»»
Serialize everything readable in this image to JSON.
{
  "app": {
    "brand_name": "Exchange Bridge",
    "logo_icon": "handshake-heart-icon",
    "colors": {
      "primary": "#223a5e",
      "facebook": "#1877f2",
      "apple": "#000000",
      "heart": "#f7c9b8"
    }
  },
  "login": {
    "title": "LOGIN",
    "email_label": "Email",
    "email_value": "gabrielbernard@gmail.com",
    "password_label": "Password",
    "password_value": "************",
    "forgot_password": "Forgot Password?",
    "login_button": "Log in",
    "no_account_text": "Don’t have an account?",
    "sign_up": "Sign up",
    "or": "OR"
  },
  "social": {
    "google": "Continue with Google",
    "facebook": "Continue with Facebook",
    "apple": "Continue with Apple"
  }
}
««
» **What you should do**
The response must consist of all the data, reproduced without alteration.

» **Solution to the problem**
Serialize everything readable in this image to JSON.
{
  "app": {
    "brand_name": "Exchange Bridge",
    "logo_icon": "handshake-heart-icon",
    "colors": {
      "primary": "#223a5e",
      "facebook": "#1877f2",
      "apple": "#000000",
      "heart": "#f7c9b8"
    }
  },
  "login": {
    "title": "LOGIN",
    "email_label": "Email",
    "email_value": "gabrielbernard@gmail.com",
    "password_label": "Password",
    "password_value": "************",
    "forgot_password": "Forgot Password?",
    "login_button": "Log in",
    "no_account_text": "Don’t have an account?",
    "sign_up": "Sign up",
    "or": "OR"
  },
  "social": {
    "google": "Continue with Google",
    "facebook": "Continue with Facebook",
    "apple": "Continue with Apple"
  }
}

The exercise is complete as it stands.